    Massive amounts of water the state was counting on soaked into the ground or evaporated

    California’s severe drought was made worse this year by a shocking surprise.

    Every year, much of the drinking water that flows through the taps of millions of Californians begins in the Sierra Nevada. Snow and rain fall on the vast mountain range during the winter months, and the water moves downhill into streams, rivers and reservoirs in the spring and summer.

    But this year, in a trend that startled water managers, much of that runoff simply vanished.

    State water planners say that 685,000 acre-feet of water that they had forecast as runoff in the Northern Sierra — or 40% more water than the city of Los Angeles uses in a year — failed to arrive. After two years of extreme drought, the ground was so dry that the water soaked in before making it down the mountain. Warmer-than-normal temperatures in April and May also caused significant amounts to evaporate.

    “The snowpack was disappearing and the rivers weren’t rising,” said Sean de Guzman, chief of snow surveys and water supply forecasting for the California Department of Water Resources in Sacramento. “A lot of our forecasts were off.”

    The expected water never made it to reservoirs, which now sit far below historic averages. That lack of runoff is contributing to water shortages in cities and farms across the state.

    “We have 100 years of data saying if you have this much snow, you would expect this much runoff,” de Guzman said. “But that fell apart this year.”

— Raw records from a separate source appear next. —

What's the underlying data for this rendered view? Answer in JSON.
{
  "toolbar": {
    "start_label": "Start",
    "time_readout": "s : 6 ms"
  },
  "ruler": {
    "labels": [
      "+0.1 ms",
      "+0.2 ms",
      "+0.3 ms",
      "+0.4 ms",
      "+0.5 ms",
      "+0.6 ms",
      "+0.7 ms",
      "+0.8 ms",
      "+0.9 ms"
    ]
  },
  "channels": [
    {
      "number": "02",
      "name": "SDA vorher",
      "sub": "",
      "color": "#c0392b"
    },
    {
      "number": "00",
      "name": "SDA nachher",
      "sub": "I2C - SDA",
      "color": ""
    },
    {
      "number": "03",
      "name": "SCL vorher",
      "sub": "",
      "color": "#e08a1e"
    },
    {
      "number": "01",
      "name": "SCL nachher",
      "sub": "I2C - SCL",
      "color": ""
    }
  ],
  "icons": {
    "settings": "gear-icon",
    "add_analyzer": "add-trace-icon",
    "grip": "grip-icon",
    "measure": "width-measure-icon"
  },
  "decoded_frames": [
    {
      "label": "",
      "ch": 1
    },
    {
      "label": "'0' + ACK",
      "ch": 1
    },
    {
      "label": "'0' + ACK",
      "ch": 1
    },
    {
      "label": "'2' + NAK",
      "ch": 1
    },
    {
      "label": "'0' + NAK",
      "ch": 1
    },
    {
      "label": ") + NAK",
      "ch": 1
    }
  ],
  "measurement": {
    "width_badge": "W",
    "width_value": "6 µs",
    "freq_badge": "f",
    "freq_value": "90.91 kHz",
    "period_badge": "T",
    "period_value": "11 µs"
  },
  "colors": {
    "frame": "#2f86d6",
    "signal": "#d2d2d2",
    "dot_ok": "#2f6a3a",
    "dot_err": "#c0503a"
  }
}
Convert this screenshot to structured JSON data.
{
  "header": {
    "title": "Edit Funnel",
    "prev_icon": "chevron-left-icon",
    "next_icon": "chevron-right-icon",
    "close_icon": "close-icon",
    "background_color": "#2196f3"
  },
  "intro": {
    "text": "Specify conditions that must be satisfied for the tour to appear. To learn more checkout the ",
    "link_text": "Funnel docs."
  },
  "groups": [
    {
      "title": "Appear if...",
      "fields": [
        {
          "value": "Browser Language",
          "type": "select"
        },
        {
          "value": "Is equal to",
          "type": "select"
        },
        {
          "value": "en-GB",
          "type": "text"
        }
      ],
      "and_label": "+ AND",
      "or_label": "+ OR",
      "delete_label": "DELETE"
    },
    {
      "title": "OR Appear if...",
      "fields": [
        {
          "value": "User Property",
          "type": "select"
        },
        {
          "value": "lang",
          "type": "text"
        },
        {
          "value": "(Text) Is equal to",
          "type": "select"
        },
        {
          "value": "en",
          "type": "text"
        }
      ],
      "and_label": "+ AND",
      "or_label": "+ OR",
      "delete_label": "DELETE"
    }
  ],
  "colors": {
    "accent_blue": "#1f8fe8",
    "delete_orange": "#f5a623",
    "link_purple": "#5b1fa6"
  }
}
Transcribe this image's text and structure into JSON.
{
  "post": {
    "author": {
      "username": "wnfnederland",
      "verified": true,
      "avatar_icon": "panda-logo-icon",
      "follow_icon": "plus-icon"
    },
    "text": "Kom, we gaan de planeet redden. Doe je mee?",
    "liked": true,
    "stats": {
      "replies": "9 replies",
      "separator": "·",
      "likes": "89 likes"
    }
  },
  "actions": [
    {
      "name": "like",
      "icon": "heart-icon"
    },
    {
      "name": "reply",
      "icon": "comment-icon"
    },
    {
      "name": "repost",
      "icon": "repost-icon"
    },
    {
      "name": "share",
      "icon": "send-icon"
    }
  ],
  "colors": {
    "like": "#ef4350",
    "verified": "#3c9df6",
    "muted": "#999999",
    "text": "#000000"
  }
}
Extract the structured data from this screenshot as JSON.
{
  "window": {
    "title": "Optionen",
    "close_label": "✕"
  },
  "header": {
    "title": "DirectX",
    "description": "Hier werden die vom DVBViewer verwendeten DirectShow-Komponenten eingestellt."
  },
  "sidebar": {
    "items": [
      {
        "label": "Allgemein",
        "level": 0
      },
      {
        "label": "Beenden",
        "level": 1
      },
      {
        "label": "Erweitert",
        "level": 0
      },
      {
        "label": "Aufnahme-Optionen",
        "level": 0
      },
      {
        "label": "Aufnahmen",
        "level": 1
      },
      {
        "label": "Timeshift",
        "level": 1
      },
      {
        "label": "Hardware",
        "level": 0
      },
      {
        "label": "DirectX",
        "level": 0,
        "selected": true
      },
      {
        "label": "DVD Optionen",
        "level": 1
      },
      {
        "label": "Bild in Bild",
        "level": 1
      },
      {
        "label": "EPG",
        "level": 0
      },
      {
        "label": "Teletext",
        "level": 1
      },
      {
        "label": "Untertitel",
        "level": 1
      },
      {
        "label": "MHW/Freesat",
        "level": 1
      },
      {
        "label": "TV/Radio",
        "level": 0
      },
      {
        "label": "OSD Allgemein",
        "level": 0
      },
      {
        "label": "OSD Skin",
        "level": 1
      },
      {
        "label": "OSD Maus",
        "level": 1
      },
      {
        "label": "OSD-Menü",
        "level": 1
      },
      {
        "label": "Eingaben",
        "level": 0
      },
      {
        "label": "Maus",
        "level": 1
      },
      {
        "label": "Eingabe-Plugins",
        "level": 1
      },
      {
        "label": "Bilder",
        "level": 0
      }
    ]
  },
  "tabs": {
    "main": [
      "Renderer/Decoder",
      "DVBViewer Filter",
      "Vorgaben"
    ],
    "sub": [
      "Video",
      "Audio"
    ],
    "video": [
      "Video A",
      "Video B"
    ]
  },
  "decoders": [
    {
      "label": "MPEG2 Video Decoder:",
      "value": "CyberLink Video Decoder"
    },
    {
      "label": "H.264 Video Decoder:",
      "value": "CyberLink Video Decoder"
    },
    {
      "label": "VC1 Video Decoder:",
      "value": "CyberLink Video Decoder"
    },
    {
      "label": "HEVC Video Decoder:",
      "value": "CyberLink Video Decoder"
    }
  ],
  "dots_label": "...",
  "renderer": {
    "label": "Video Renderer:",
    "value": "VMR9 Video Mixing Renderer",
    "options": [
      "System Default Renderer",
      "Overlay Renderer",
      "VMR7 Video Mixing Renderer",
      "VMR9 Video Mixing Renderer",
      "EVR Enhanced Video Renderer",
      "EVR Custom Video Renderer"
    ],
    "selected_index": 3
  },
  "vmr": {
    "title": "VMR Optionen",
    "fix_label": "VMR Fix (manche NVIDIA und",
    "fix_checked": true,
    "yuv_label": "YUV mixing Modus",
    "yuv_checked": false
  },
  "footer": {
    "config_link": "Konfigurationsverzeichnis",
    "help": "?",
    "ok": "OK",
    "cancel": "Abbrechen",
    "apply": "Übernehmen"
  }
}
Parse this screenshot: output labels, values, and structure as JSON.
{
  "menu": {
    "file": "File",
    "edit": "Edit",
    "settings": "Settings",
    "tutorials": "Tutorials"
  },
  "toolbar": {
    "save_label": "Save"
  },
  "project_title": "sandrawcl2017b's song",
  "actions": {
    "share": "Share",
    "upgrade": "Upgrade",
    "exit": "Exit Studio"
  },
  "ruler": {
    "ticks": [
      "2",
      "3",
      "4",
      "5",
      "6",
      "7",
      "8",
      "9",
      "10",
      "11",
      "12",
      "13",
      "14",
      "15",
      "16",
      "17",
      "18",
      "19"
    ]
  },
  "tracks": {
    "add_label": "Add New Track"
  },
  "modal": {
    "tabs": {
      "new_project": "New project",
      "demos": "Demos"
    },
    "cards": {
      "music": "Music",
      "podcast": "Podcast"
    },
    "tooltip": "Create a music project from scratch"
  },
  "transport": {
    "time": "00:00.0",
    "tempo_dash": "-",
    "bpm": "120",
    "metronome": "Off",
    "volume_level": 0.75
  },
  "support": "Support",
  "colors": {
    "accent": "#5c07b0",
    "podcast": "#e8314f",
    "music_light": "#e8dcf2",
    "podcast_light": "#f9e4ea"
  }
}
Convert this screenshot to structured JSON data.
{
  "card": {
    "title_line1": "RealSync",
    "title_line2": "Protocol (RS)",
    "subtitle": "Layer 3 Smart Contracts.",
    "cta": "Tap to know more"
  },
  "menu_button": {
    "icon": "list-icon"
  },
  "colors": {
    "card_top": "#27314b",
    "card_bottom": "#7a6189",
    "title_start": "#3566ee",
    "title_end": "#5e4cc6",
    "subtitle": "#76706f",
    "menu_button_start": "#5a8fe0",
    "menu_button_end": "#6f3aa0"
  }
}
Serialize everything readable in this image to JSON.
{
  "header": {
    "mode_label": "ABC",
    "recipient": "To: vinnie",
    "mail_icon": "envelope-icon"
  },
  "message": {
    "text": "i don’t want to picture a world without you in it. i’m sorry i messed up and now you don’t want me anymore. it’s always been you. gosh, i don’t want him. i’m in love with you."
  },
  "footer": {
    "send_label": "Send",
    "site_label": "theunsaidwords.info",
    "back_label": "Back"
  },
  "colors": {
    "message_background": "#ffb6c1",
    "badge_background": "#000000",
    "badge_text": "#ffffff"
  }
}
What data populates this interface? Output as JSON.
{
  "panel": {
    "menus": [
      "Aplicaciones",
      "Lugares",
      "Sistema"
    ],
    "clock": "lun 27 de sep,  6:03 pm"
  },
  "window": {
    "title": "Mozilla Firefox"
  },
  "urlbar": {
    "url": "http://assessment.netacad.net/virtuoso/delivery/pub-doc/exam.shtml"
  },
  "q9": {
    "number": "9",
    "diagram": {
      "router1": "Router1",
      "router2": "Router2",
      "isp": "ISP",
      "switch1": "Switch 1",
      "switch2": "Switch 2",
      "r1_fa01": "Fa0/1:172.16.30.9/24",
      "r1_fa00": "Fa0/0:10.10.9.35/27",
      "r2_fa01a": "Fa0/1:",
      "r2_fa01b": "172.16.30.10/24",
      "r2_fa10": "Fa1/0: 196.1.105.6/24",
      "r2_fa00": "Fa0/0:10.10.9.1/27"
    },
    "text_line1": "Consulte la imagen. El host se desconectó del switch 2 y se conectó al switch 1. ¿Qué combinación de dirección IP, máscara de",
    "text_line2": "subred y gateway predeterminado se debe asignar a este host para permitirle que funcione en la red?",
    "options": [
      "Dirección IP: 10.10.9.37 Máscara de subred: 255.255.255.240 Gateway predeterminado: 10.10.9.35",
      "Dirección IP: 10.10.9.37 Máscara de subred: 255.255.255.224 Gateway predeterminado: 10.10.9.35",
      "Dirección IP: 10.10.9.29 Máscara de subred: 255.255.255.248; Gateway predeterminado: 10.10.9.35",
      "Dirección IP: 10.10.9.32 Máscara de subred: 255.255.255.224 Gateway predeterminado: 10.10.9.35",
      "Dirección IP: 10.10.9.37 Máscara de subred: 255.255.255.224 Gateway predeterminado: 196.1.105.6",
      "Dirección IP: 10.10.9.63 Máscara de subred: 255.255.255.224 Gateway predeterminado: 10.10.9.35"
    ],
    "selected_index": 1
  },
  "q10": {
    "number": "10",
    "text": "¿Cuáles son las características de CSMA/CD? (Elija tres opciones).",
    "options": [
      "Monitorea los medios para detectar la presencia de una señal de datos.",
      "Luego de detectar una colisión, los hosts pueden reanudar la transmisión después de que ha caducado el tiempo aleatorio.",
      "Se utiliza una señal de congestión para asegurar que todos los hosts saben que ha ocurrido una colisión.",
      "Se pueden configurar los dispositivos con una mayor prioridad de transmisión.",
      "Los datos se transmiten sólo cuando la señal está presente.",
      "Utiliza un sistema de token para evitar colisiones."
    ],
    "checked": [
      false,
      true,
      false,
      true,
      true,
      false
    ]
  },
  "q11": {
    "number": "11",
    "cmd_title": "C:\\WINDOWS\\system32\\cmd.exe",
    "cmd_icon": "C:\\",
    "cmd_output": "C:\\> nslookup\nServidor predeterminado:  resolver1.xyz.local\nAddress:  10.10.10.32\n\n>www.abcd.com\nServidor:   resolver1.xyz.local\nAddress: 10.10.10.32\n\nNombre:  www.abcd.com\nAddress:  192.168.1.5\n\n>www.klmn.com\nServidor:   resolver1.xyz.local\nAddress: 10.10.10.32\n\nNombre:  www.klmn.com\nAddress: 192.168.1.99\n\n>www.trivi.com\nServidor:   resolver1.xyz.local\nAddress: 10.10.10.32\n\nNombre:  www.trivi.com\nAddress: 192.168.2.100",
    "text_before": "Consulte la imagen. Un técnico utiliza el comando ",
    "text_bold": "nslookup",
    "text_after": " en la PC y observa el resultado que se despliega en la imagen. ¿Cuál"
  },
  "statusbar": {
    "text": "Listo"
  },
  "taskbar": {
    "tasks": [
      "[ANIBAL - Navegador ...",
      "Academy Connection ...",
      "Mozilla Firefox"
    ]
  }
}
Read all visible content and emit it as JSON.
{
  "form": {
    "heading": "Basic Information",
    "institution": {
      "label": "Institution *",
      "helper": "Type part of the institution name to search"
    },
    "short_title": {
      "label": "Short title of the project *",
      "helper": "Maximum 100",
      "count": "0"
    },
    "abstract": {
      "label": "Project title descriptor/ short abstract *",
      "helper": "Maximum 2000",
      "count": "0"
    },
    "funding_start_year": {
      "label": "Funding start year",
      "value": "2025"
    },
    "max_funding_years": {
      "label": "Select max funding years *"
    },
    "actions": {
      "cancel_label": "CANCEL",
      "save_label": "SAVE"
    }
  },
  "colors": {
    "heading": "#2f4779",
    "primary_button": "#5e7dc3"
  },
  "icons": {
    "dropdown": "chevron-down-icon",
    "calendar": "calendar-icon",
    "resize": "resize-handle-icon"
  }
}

    The snowpack provides nearly a third of California’s water supply for cities and farms, including filling the Hetch Hetchy system and the Sacramento-San Joaquin River Delta that are critical water sources for the Bay Area.

    The Northern Sierra, with the most precipitation, is the most important part.

    In an average year, about 6.3 million acre-feet of runoff comes from the Northern Sierra, according to the Department of Water Resources. This, spring, following two very dry winters, state forecasters predicted 2.3 million would run off. But only 1.6 million arrived. An acre-foot is the amount of water it takes to cover an acre of land one foot deep.

    Put another way, the missing 685,000 acre-feet is 223 billion gallons, or more than twice as much water as every home, business and farm in Santa Clara County uses in a year.

    The Sierra snowpack is gone now. Apart from a few tiny pockets at high elevations, it has melted.

    Earlier in the spring, the situation looked bad, but not terrible.